One Red Deer man is working to ensure all patients at the Red Deer Hospice can have those crucial, endearing last conversations with loved ones separated by distance.
Tim Johnston began a hunt last month for donations that would help buy 10 laptop computers so patients could connect over Skype with friends and family unable to be by their sides.
It was an easier mission than he thought, Johnston said.
“Within my first three contacts, I had $1,500 in cash donations plus 11 computers and a server and so much more,” he said.
“I think a lot of people have gone through it and can relate to the experience, so they want to help.”
“We’re really excited,” said Marian Cloutier, the fund development and marketing co-ordinator at the Red Deer Hospice.
“We’re treading into unknown waters, which is always a bit scary with new technology, but Tim will be there along the way to help us so we couldn’t be happier.” It’s an endeavour close to Johnston’s own heart.
Earlier this year, he lost his father to cancer and, while the family gathered around him for comfort during his final weeks, Johnston’s daughter was unable to be there.
“We were doing a lot of FaceTime through the phone, video conferencing so she could be there too in a way and I started thinking about how many people out there don’t have these opportunities to get those last conversations in, because they’re geographically so far away or even in another country.”
With a laptop in every room, no one needs to “feel the guilt” of not being able to say one last thing to dying loved ones, Johnston said.
Peter Doug Leyen of Blackfalds and his family donated the server and 11 laptops to the hospice, worth about $15,000 or more, said Johnston.
Debbie Steal of Red Deer made a cash donation, as did the family of Nick Den Oudsten of Gull Lake.
Some of the money has gone towards small projects at the hospice such as the new nurses’ workstation.
“It’s such a cheap thing and it gives these people such a great way of communicating, the face to face, with these computers,” Johnston said.
“No one has ever heard of doing this. There have been people who have done it for their own family members in the hospice but never looked at the big scheme of things and doing it for everybody.”
Johnston recalled one story of a couple who set up a live camera through Skype so their critically ill relative could virtually attend their wedding.

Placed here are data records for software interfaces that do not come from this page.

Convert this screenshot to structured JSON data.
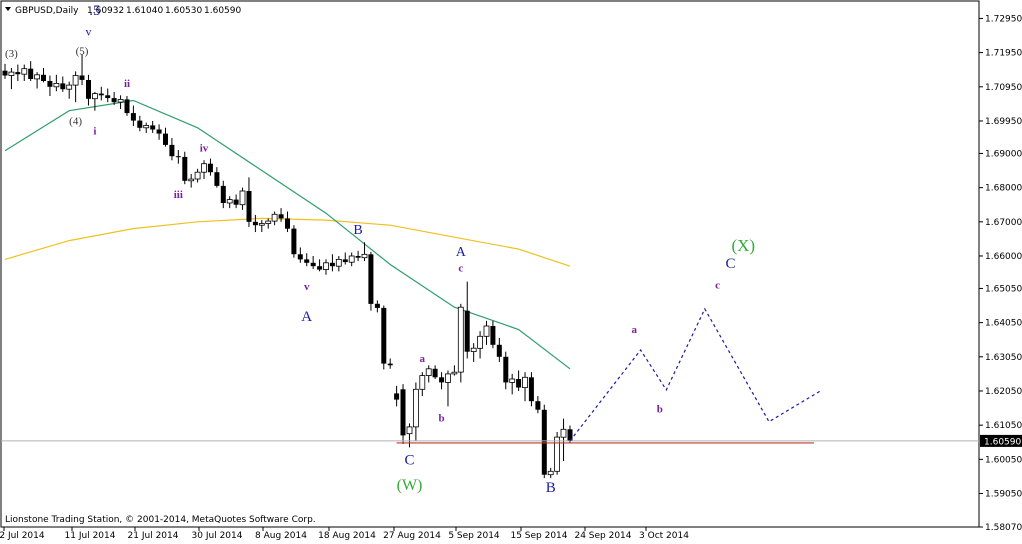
{
  "header": {
    "symbol": "GBPUSD,Daily",
    "open": "1.60932",
    "high": "1.61040",
    "low": "1.60530",
    "close": "1.60590"
  },
  "footer": {
    "copyright": "Lionstone Trading Station, © 2001-2014, MetaQuotes Software Corp."
  },
  "current_price_label": "1.60590",
  "colors": {
    "bull": "#ffffff",
    "bear": "#000000",
    "ma_fast": "#2e9e6a",
    "ma_slow": "#f0c020",
    "projection": "#1a1aa8",
    "support": "#c0392b",
    "wave_blue": "#1a1aa8",
    "wave_purple": "#7a1fa0",
    "wave_green": "#33aa33",
    "wave_black": "#333333"
  },
  "chart_data": {
    "type": "candlestick",
    "y_axis": {
      "min": 1.5807,
      "max": 1.7346,
      "ticks": [
        "1.72950",
        "1.71950",
        "1.70950",
        "1.69950",
        "1.69000",
        "1.68000",
        "1.67000",
        "1.66000",
        "1.65050",
        "1.64050",
        "1.63050",
        "1.62050",
        "1.61050",
        "1.60050",
        "1.59050",
        "1.58070"
      ]
    },
    "x_axis": {
      "labels": [
        "2 Jul 2014",
        "11 Jul 2014",
        "21 Jul 2014",
        "30 Jul 2014",
        "8 Aug 2014",
        "18 Aug 2014",
        "27 Aug 2014",
        "5 Sep 2014",
        "15 Sep 2014",
        "24 Sep 2014",
        "3 Oct 2014"
      ]
    },
    "candles": [
      [
        1.7142,
        1.7162,
        1.7118,
        1.7128
      ],
      [
        1.7128,
        1.715,
        1.7088,
        1.7138
      ],
      [
        1.7138,
        1.716,
        1.7112,
        1.7132
      ],
      [
        1.7132,
        1.716,
        1.7112,
        1.7148
      ],
      [
        1.7148,
        1.717,
        1.7112,
        1.7118
      ],
      [
        1.7118,
        1.7138,
        1.709,
        1.713
      ],
      [
        1.713,
        1.715,
        1.7108,
        1.7112
      ],
      [
        1.7112,
        1.7128,
        1.7068,
        1.7095
      ],
      [
        1.7095,
        1.713,
        1.7082,
        1.7105
      ],
      [
        1.7105,
        1.7125,
        1.708,
        1.7088
      ],
      [
        1.7088,
        1.711,
        1.706,
        1.71
      ],
      [
        1.71,
        1.714,
        1.705,
        1.7128
      ],
      [
        1.7128,
        1.719,
        1.71,
        1.7115
      ],
      [
        1.7115,
        1.713,
        1.704,
        1.706
      ],
      [
        1.706,
        1.708,
        1.7025,
        1.7075
      ],
      [
        1.7075,
        1.7095,
        1.7055,
        1.707
      ],
      [
        1.707,
        1.709,
        1.705,
        1.7062
      ],
      [
        1.7062,
        1.708,
        1.7042,
        1.705
      ],
      [
        1.705,
        1.707,
        1.703,
        1.7058
      ],
      [
        1.7058,
        1.7068,
        1.701,
        1.7018
      ],
      [
        1.7018,
        1.704,
        1.698,
        1.6996
      ],
      [
        1.6996,
        1.701,
        1.6965,
        1.6975
      ],
      [
        1.6975,
        1.699,
        1.696,
        1.6982
      ],
      [
        1.6982,
        1.6995,
        1.696,
        1.697
      ],
      [
        1.697,
        1.6985,
        1.694,
        1.6958
      ],
      [
        1.6958,
        1.6975,
        1.692,
        1.6925
      ],
      [
        1.6925,
        1.6945,
        1.688,
        1.6892
      ],
      [
        1.6892,
        1.691,
        1.687,
        1.689
      ],
      [
        1.689,
        1.6905,
        1.681,
        1.682
      ],
      [
        1.682,
        1.684,
        1.68,
        1.6825
      ],
      [
        1.6825,
        1.6855,
        1.6815,
        1.6845
      ],
      [
        1.6845,
        1.688,
        1.6825,
        1.687
      ],
      [
        1.687,
        1.6885,
        1.6835,
        1.6845
      ],
      [
        1.6845,
        1.686,
        1.68,
        1.6805
      ],
      [
        1.6805,
        1.682,
        1.674,
        1.6755
      ],
      [
        1.6755,
        1.6775,
        1.674,
        1.6765
      ],
      [
        1.6765,
        1.678,
        1.674,
        1.675
      ],
      [
        1.675,
        1.68,
        1.6735,
        1.679
      ],
      [
        1.679,
        1.683,
        1.6685,
        1.67
      ],
      [
        1.67,
        1.672,
        1.667,
        1.669
      ],
      [
        1.669,
        1.6705,
        1.667,
        1.6695
      ],
      [
        1.6695,
        1.671,
        1.668,
        1.6702
      ],
      [
        1.6702,
        1.673,
        1.669,
        1.6722
      ],
      [
        1.6722,
        1.674,
        1.67,
        1.671
      ],
      [
        1.671,
        1.673,
        1.667,
        1.668
      ],
      [
        1.668,
        1.669,
        1.6595,
        1.6605
      ],
      [
        1.6605,
        1.6625,
        1.658,
        1.659
      ],
      [
        1.659,
        1.6608,
        1.657,
        1.658
      ],
      [
        1.658,
        1.66,
        1.6562,
        1.657
      ],
      [
        1.657,
        1.659,
        1.6555,
        1.656
      ],
      [
        1.656,
        1.659,
        1.6545,
        1.658
      ],
      [
        1.658,
        1.6605,
        1.6555,
        1.657
      ],
      [
        1.657,
        1.66,
        1.6555,
        1.659
      ],
      [
        1.659,
        1.661,
        1.6575,
        1.6582
      ],
      [
        1.6582,
        1.661,
        1.657,
        1.66
      ],
      [
        1.66,
        1.6615,
        1.6585,
        1.6595
      ],
      [
        1.6595,
        1.664,
        1.6585,
        1.6605
      ],
      [
        1.6605,
        1.6612,
        1.644,
        1.646
      ],
      [
        1.646,
        1.647,
        1.6435,
        1.6448
      ],
      [
        1.6448,
        1.6455,
        1.6268,
        1.6285
      ],
      [
        1.6285,
        1.63,
        1.627,
        1.628
      ],
      [
        1.6198,
        1.622,
        1.616,
        1.618
      ],
      [
        1.621,
        1.6225,
        1.605,
        1.6075
      ],
      [
        1.608,
        1.611,
        1.604,
        1.61
      ],
      [
        1.61,
        1.623,
        1.606,
        1.621
      ],
      [
        1.621,
        1.626,
        1.619,
        1.625
      ],
      [
        1.625,
        1.628,
        1.623,
        1.627
      ],
      [
        1.627,
        1.628,
        1.624,
        1.6245
      ],
      [
        1.6245,
        1.626,
        1.621,
        1.623
      ],
      [
        1.623,
        1.6265,
        1.616,
        1.6255
      ],
      [
        1.6255,
        1.628,
        1.625,
        1.626
      ],
      [
        1.626,
        1.646,
        1.623,
        1.645
      ],
      [
        1.644,
        1.6525,
        1.63,
        1.632
      ],
      [
        1.632,
        1.6345,
        1.629,
        1.633
      ],
      [
        1.633,
        1.638,
        1.63,
        1.6365
      ],
      [
        1.6365,
        1.641,
        1.634,
        1.6395
      ],
      [
        1.6395,
        1.641,
        1.633,
        1.634
      ],
      [
        1.634,
        1.636,
        1.629,
        1.6305
      ],
      [
        1.6305,
        1.632,
        1.621,
        1.623
      ],
      [
        1.623,
        1.6255,
        1.6195,
        1.624
      ],
      [
        1.624,
        1.6265,
        1.6205,
        1.6215
      ],
      [
        1.6215,
        1.626,
        1.6175,
        1.6245
      ],
      [
        1.6245,
        1.626,
        1.616,
        1.6175
      ],
      [
        1.6175,
        1.619,
        1.614,
        1.615
      ],
      [
        1.615,
        1.6165,
        1.595,
        1.596
      ],
      [
        1.596,
        1.598,
        1.595,
        1.597
      ],
      [
        1.597,
        1.6085,
        1.596,
        1.607
      ],
      [
        1.607,
        1.6124,
        1.6,
        1.6093
      ],
      [
        1.6093,
        1.6104,
        1.6053,
        1.6059
      ]
    ],
    "ma_fast": [
      [
        0,
        1.6908
      ],
      [
        10,
        1.7025
      ],
      [
        20,
        1.7055
      ],
      [
        30,
        1.6975
      ],
      [
        40,
        1.685
      ],
      [
        50,
        1.6725
      ],
      [
        60,
        1.6575
      ],
      [
        70,
        1.645
      ],
      [
        80,
        1.6385
      ],
      [
        88,
        1.627
      ]
    ],
    "ma_slow": [
      [
        0,
        1.659
      ],
      [
        10,
        1.6645
      ],
      [
        20,
        1.668
      ],
      [
        30,
        1.67
      ],
      [
        40,
        1.671
      ],
      [
        50,
        1.6705
      ],
      [
        60,
        1.669
      ],
      [
        70,
        1.6655
      ],
      [
        80,
        1.662
      ],
      [
        88,
        1.657
      ]
    ],
    "projection": [
      [
        88,
        1.6059
      ],
      [
        99,
        1.6325
      ],
      [
        103,
        1.6208
      ],
      [
        109,
        1.6445
      ],
      [
        119,
        1.6115
      ],
      [
        127,
        1.6205
      ]
    ],
    "support_level": 1.6053,
    "current_price": 1.6059,
    "wave_labels": [
      {
        "text": "(3)",
        "i": 1,
        "y": 1.7182,
        "style": "wave_black",
        "size": 11
      },
      {
        "text": "(5)",
        "i": 12,
        "y": 1.719,
        "style": "wave_black",
        "size": 11
      },
      {
        "text": "v",
        "i": 13,
        "y": 1.7245,
        "style": "wave_blue",
        "size": 12
      },
      {
        "text": ".5",
        "i": 14,
        "y": 1.7305,
        "style": "wave_blue",
        "size": 15
      },
      {
        "text": "(4)",
        "i": 11,
        "y": 1.6985,
        "style": "wave_black",
        "size": 11
      },
      {
        "text": "ii",
        "i": 19,
        "y": 1.7095,
        "style": "wave_purple",
        "size": 11
      },
      {
        "text": "i",
        "i": 14,
        "y": 1.6955,
        "style": "wave_purple",
        "size": 11
      },
      {
        "text": "iv",
        "i": 31,
        "y": 1.6905,
        "style": "wave_purple",
        "size": 11
      },
      {
        "text": "iii",
        "i": 27,
        "y": 1.677,
        "style": "wave_purple",
        "size": 11
      },
      {
        "text": "B",
        "i": 55,
        "y": 1.6665,
        "style": "wave_blue",
        "size": 14
      },
      {
        "text": "v",
        "i": 47,
        "y": 1.65,
        "style": "wave_purple",
        "size": 11
      },
      {
        "text": "A",
        "i": 47,
        "y": 1.641,
        "style": "wave_blue",
        "size": 15
      },
      {
        "text": "A",
        "i": 71,
        "y": 1.66,
        "style": "wave_blue",
        "size": 14
      },
      {
        "text": "c",
        "i": 71,
        "y": 1.6555,
        "style": "wave_purple",
        "size": 11
      },
      {
        "text": "a",
        "i": 65,
        "y": 1.629,
        "style": "wave_purple",
        "size": 11
      },
      {
        "text": "b",
        "i": 68,
        "y": 1.6115,
        "style": "wave_purple",
        "size": 11
      },
      {
        "text": "C",
        "i": 63,
        "y": 1.599,
        "style": "wave_blue",
        "size": 15
      },
      {
        "text": "(W)",
        "i": 63,
        "y": 1.5915,
        "style": "wave_green",
        "size": 16
      },
      {
        "text": "B",
        "i": 85,
        "y": 1.591,
        "style": "wave_blue",
        "size": 15
      },
      {
        "text": "a",
        "i": 98,
        "y": 1.6375,
        "style": "wave_purple",
        "size": 11
      },
      {
        "text": "b",
        "i": 102,
        "y": 1.6142,
        "style": "wave_purple",
        "size": 11
      },
      {
        "text": "c",
        "i": 111,
        "y": 1.6505,
        "style": "wave_purple",
        "size": 11
      },
      {
        "text": "C",
        "i": 113,
        "y": 1.6565,
        "style": "wave_blue",
        "size": 15
      },
      {
        "text": "(X)",
        "i": 115,
        "y": 1.6615,
        "style": "wave_green",
        "size": 17
      }
    ]
  }
}
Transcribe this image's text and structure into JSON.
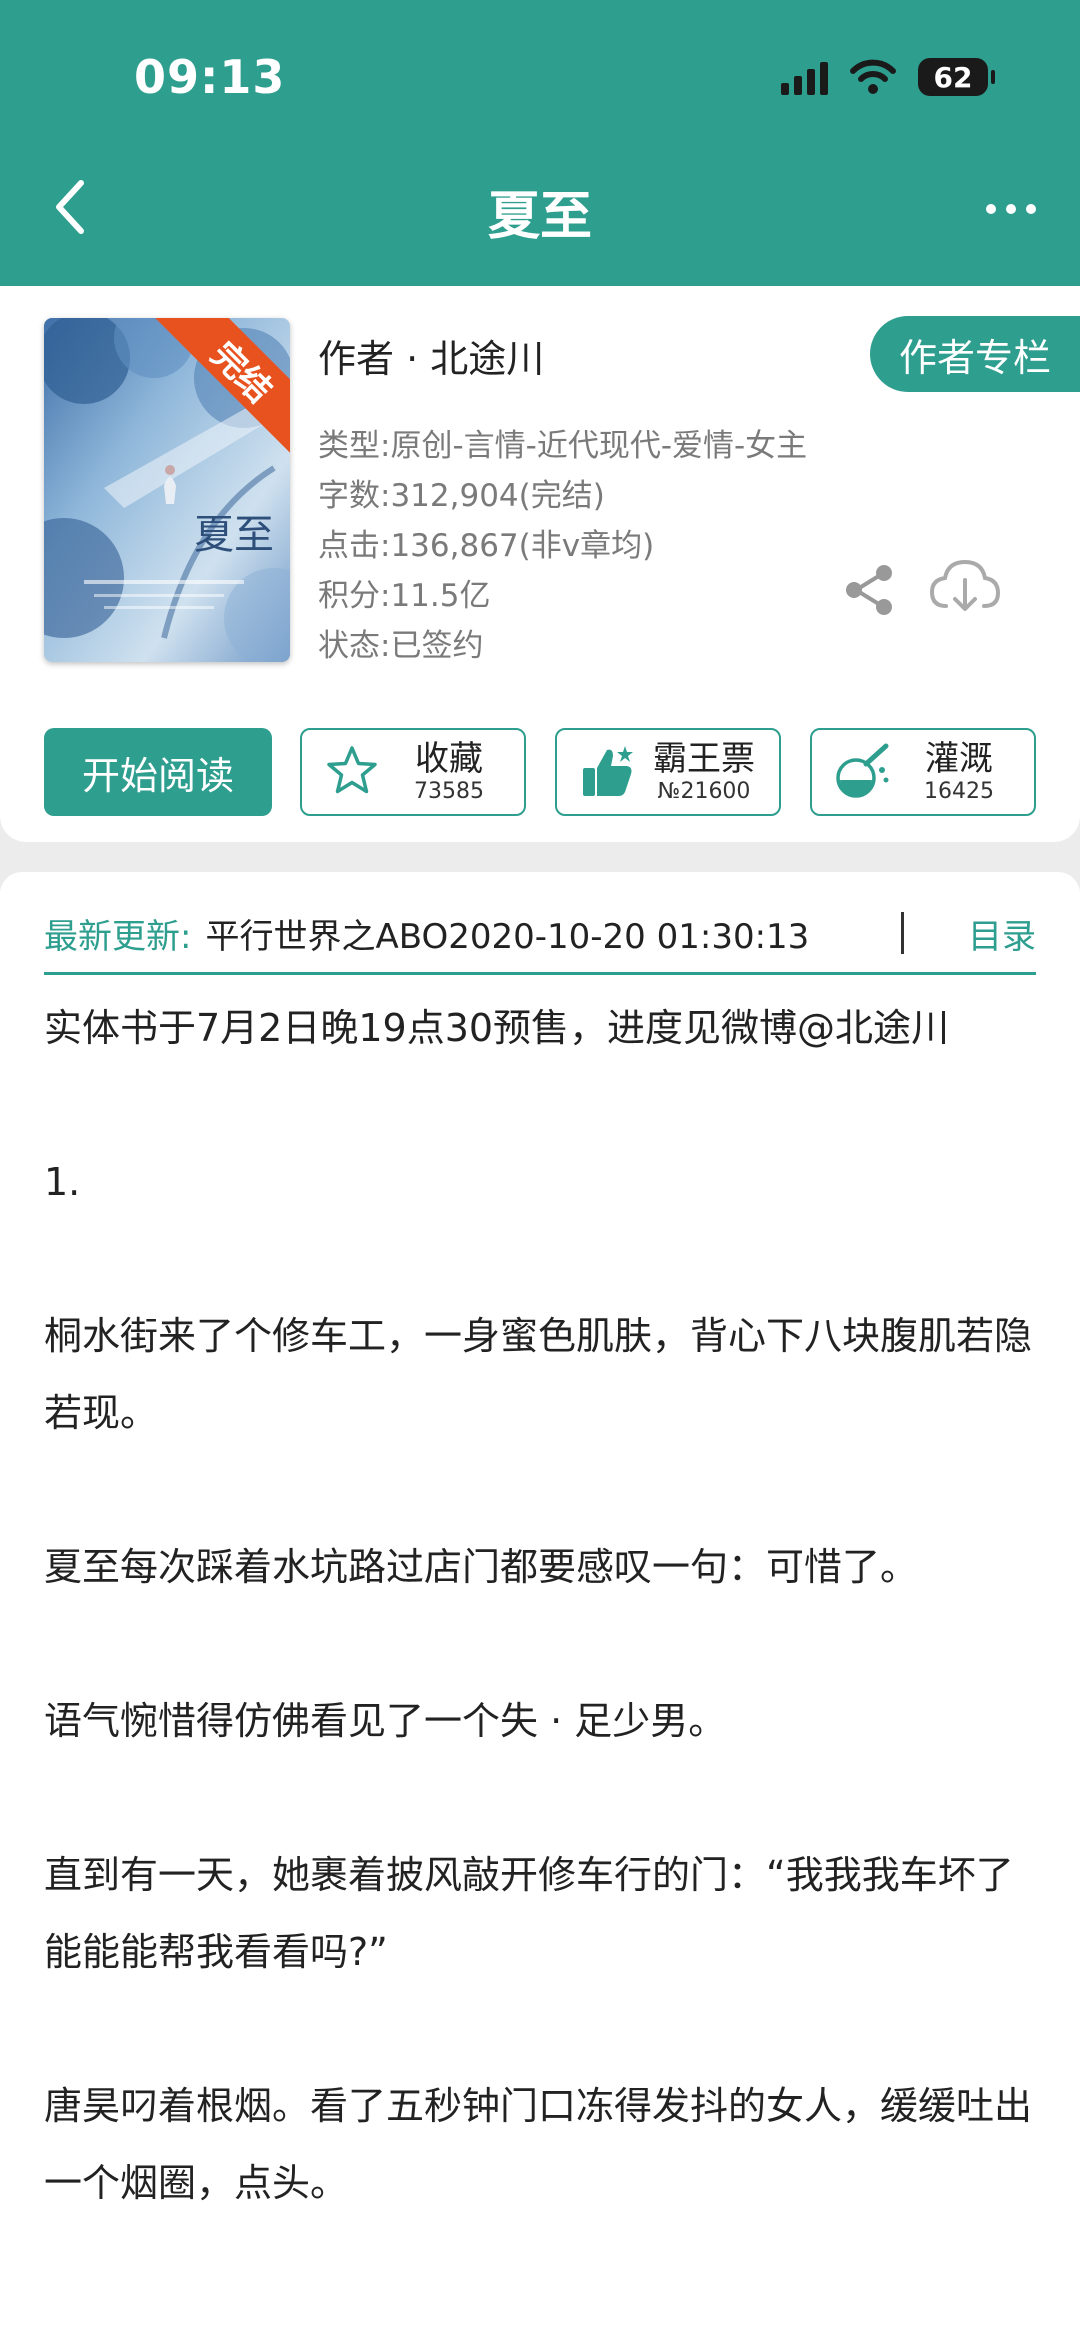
{
  "status_bar": {
    "time": "09:13",
    "battery": "62"
  },
  "nav": {
    "title": "夏至"
  },
  "book": {
    "cover_badge": "完结",
    "cover_title": "夏至",
    "author_line": "作者 · 北途川",
    "author_column_button": "作者专栏",
    "type": "类型:原创-言情-近代现代-爱情-女主",
    "word_count": "字数:312,904(完结)",
    "clicks": "点击:136,867(非v章均)",
    "score": "积分:11.5亿",
    "status": "状态:已签约"
  },
  "actions": {
    "read_label": "开始阅读",
    "collect_label": "收藏",
    "collect_count": "73585",
    "vote_label": "霸王票",
    "vote_count": "№21600",
    "water_label": "灌溉",
    "water_count": "16425"
  },
  "update": {
    "label": "最新更新:",
    "text": "平行世界之ABO2020-10-20 01:30:13",
    "catalog": "目录"
  },
  "paragraphs": [
    "实体书于7月2日晚19点30预售，进度见微博@北途川",
    "1.",
    "桐水街来了个修车工，一身蜜色肌肤，背心下八块腹肌若隐若现。",
    "夏至每次踩着水坑路过店门都要感叹一句：可惜了。",
    "语气惋惜得仿佛看见了一个失 · 足少男。",
    "直到有一天，她裹着披风敲开修车行的门：“我我我车坏了能能能帮我看看吗?”",
    "唐昊叼着根烟。看了五秒钟门口冻得发抖的女人，缓缓吐出一个烟圈，点头。"
  ],
  "colors": {
    "accent": "#2e9e8f",
    "badge": "#e8521f"
  }
}
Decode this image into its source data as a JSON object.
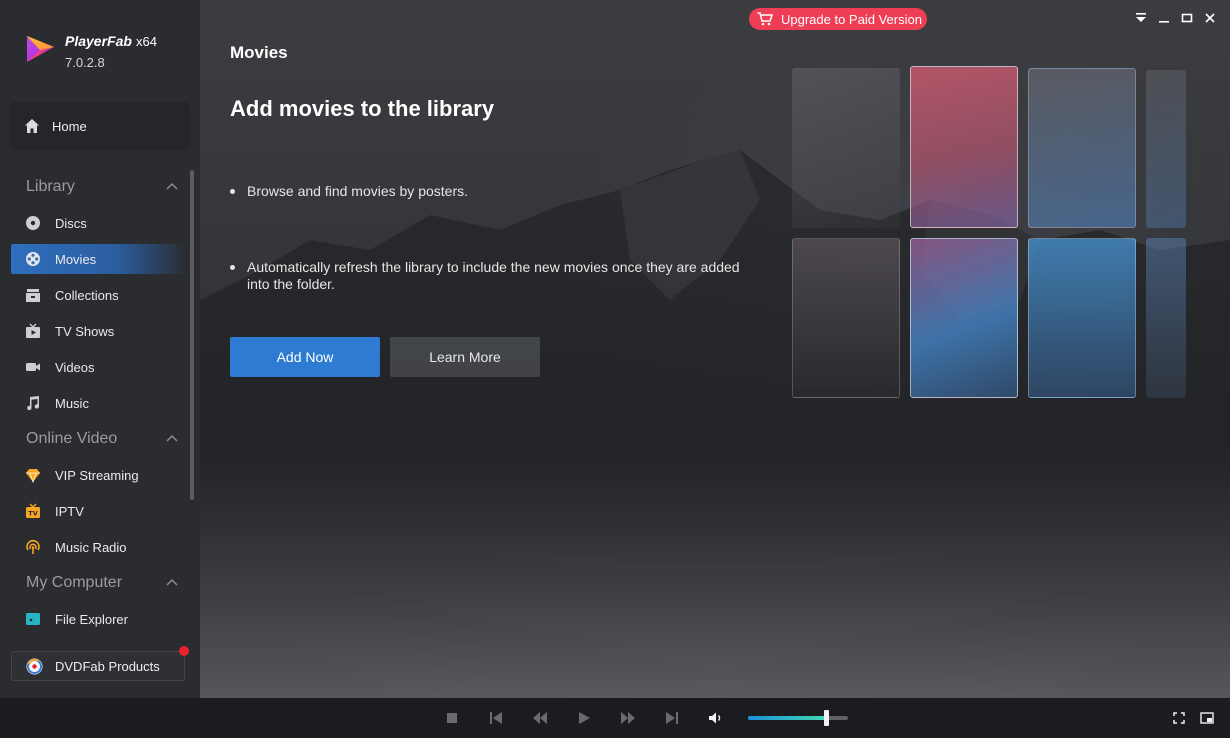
{
  "app": {
    "brand": "PlayerFab",
    "arch": "x64",
    "version": "7.0.2.8"
  },
  "sidebar": {
    "home": "Home",
    "sections": {
      "library": "Library",
      "online_video": "Online Video",
      "my_computer": "My Computer"
    },
    "items": {
      "discs": "Discs",
      "movies": "Movies",
      "collections": "Collections",
      "tv_shows": "TV Shows",
      "videos": "Videos",
      "music": "Music",
      "vip_streaming": "VIP Streaming",
      "iptv": "IPTV",
      "music_radio": "Music Radio",
      "file_explorer": "File Explorer"
    },
    "products": "DVDFab Products"
  },
  "main": {
    "page_title": "Movies",
    "headline": "Add movies to the library",
    "bullets": [
      "Browse and find movies by posters.",
      "Automatically refresh the library to include the new movies once they are added into the folder."
    ],
    "add_now": "Add Now",
    "learn_more": "Learn More"
  },
  "titlebar": {
    "upgrade": "Upgrade to Paid Version"
  },
  "player": {
    "volume_level": 0.78
  },
  "colors": {
    "accent": "#2d7bd2",
    "upgrade": "#ee3e55",
    "badge": "#e8202f"
  }
}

“Think of what that would give to that individual, who’s reaching the end of their life. That’s huge for me. … This way, granddaughters can read stories to grandmothers, have moments you’ll never get back.”
Johnston hopes to look beyond the Red Deer Hospice and help grow a similar Skype program in Calgary and Edmonton hospices down the road.
“I want to get the word out so others can see the worth in something like this.”
The laptops are scheduled to be set up next week.
For those interested in making a donation, contact the Red Deer Hospice at 403-309-4344.